Dataset rows for apps and sites ▸
☆ ☆ ☆
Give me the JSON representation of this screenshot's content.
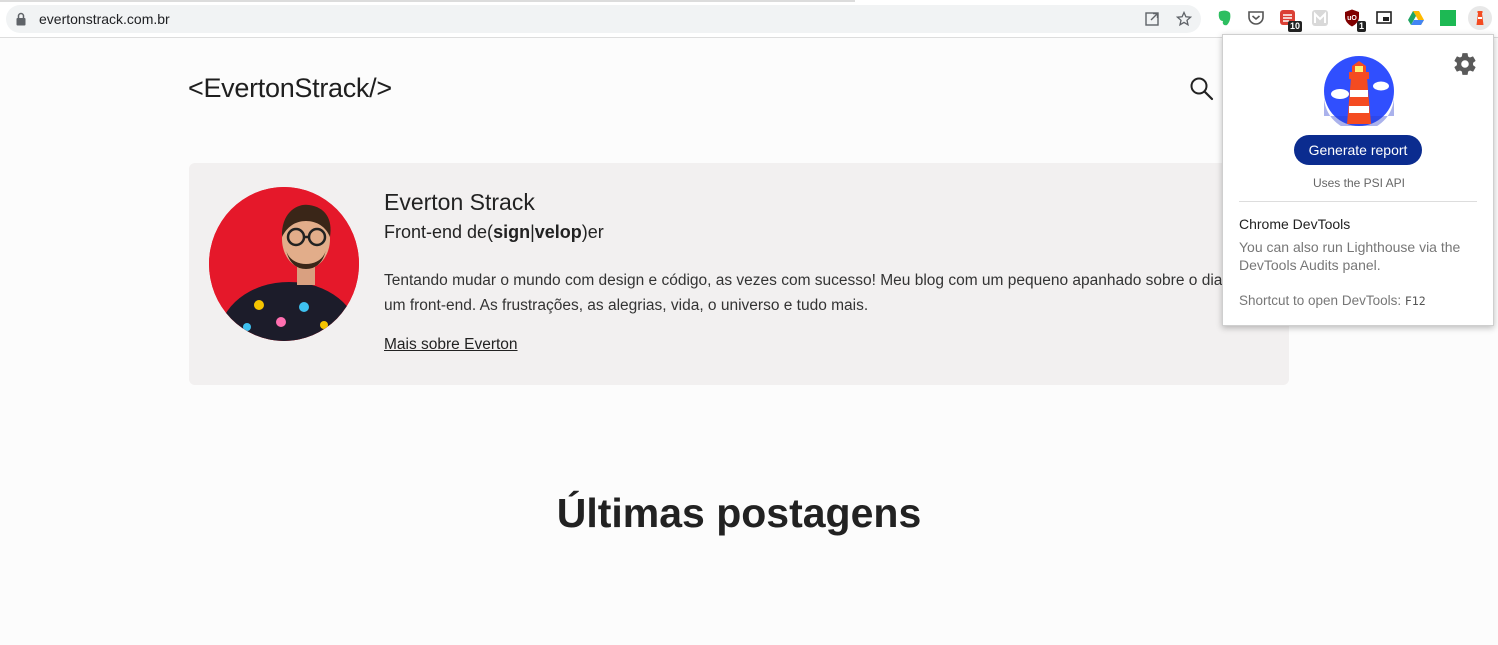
{
  "browser": {
    "url": "evertonstrack.com.br",
    "extensions": [
      {
        "icon": "evernote-icon",
        "color": "#2dbe60"
      },
      {
        "icon": "pocket-icon",
        "color": "#555555"
      },
      {
        "icon": "todoist-icon",
        "color": "#db4035",
        "badge": "10"
      },
      {
        "icon": "m-extension-icon",
        "color": "#bbbbbb"
      },
      {
        "icon": "ublock-icon",
        "color": "#800000",
        "badge": "1"
      },
      {
        "icon": "picture-in-picture-icon",
        "color": "#222222"
      },
      {
        "icon": "google-drive-icon",
        "color": "#1fa463"
      },
      {
        "icon": "green-square-icon",
        "color": "#1db954"
      },
      {
        "icon": "lighthouse-icon",
        "color": "#f44b21"
      }
    ]
  },
  "site": {
    "logo": "<EvertonStrack/>",
    "profile": {
      "name": "Everton Strack",
      "role_prefix": "Front-end de(",
      "role_sign": "sign",
      "role_sep": "|",
      "role_velop": "velop",
      "role_suffix": ")er",
      "bio": "Tentando mudar o mundo com design e código, as vezes com sucesso! Meu blog com um pequeno apanhado sobre o dia de um front-end. As frustrações, as alegrias, vida, o universo e tudo mais.",
      "more_link": "Mais sobre Everton"
    },
    "section_title": "Últimas postagens"
  },
  "lighthouse_popup": {
    "generate_button": "Generate report",
    "psi_note": "Uses the PSI API",
    "devtools_title": "Chrome DevTools",
    "devtools_desc": "You can also run Lighthouse via the DevTools Audits panel.",
    "shortcut_label": "Shortcut to open DevTools:",
    "shortcut_key": "F12"
  },
  "colors": {
    "accent_button": "#0b2c8f",
    "avatar_bg": "#e5182a",
    "card_bg": "#f2f0f0"
  }
}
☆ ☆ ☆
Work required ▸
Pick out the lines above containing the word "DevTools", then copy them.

Response to this task ▸
    "devtools_title": "Chrome DevTools",
    "devtools_desc": "You can also run Lighthouse via the DevTools Audits panel.",
    "shortcut_label": "Shortcut to open DevTools:",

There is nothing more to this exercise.